* One of my favorite spots in Sampa was Beco de Batman, a little thoroughfare that the city and its residents have basically given over to street art. Then they let the artists go nuts!

* Parts of São Paulo are older than dirt. The Patio Colégio is really where the city got its start, with a Jesuit school, way back in the 1500's. Mais velho de bairro!

* The Jardem de Luz, the Portuguese Language Museum, and the iconic, well-known Estaçao Luz, and the Museo Pinacotéca were a neat little sector of town, although it took us two trips to get there properly, because the museums were both closed on Monday. When we went back to the Museums, we found two pretty cool ones, although the Pinacotéca had some insultingly eye-rolling "modern art," of the type where some well-known artist claims that a couple of penciled lines on a page are art, and the rest of us yokels are supposed to be idiots if we don't "get it." There was some cool stuff too, but definitely some Fail mixed in.

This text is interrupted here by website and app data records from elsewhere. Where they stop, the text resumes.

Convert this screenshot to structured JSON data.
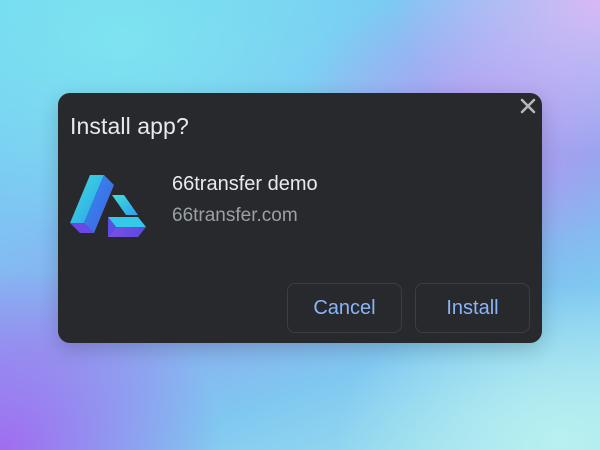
{
  "dialog": {
    "title": "Install app?",
    "close_icon": "close-icon",
    "app": {
      "icon": "app-logo-icon",
      "name": "66transfer demo",
      "origin": "66transfer.com"
    },
    "buttons": {
      "cancel_label": "Cancel",
      "install_label": "Install"
    }
  },
  "colors": {
    "dialog_background": "#28292c",
    "primary_text": "#e8eaed",
    "secondary_text": "#9aa0a6",
    "button_text": "#8ab4f8",
    "button_border": "#3c3e42"
  }
}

* We also checked out the Museo d'Art de São Paulo, which had a lot of modern stuff, as well as some more classic stuff. This one I liked, but dang! It was getting cold outside on the day we went there!

* This wasn't the oldest bar in town, but Salve Jorge did have a very old feel, there in the financial district.


This joint, Bar Leo, was the oldest bar in Sampa. The heritage here is German, and the old guy who's been running it for years was still doddering around, helping run the place!! It was low-key, but fun!

* Okay, granted, we knew we were way under-dressed when went into Bar do Terraço Italia, a top-floor, swanky bar and restaurant, above one of Sampa's oldest skyscrapers. I was wearing cutoff jeans, for example, but it was kind of a spur of the moment thing, and we'd heard the view was awesome. They did let us into the bar at least, which is possibly more than they should have done, because once we sat down, the wait staff treated us like dirt. They could have turned us away, and I wouldn't have been offended, but once you seat us, sorry, we're the customers now. Ha ha, we did all we could to enjoy the view, and sat there, taking up a table, and not running up much of tab, for a good long time . . . ha ha . . . suckaz.

* Sampa has a huge pedestrian-only walking sector, with all sorts of shops and things. Most of them were closed on the Sunday morning we walked around, but the street market was super-cool. And I got to eat this!

* Getting to Parque da Independência wasn't exactly easy, as far as the train system goes, but once there, it was like a walk down history lane - super cool!

* At Paulista Burger, back on Avendia Augusta, we not only had the best burger we'd had all summer, but I got to hear an American speaking MUCH worse Portuguese than my own. It's petty, I'll admit it, but I found it very gratifying!

* Most of the stuff at the Memorial da América Latina was closed on the day we got there, but some of the public art was cool. AND, in S.P., they have streetlights that mimic the local sites in the area! How cool is that?

* The street above took us up to the cool architecture of Sampa's version of Wall Street. After that, we walked down to yet another public square, where we just sat and watched people going by for quite awhile. The little street kids were running after the garbage trucks, and taking rides on the back bumper!

* Our last day, we walked about in Sampa's Little Japan neighborhood - there are more people of Japanese descent living in São Paulo than ANYWHERE outside Japan.

* Pay-what-you-can book vending machines. São Paulo's got 'em . . . your town doesn't. And neither does mine.

* A few final odds and ends from around S.P

Le sigh. Well, we couldn't stay in Brasil forever. This is us as we are about to leave for our long trek home!

So there it is . . . all of it. Dani asked me what I thought of Brazil on the plane, on the way home. We've been back for more than three weeks now, and I'm still not sure I really have an answer to that, certainly not one that I could sum up briefly. For right now, I'm just basking in all the memories, and so grateful to have a darling wife, who could show me an entire, huge country! Maybe I'll have some final thoughts, pulling it all together, later. But that's a blog-post for another time.

No comments: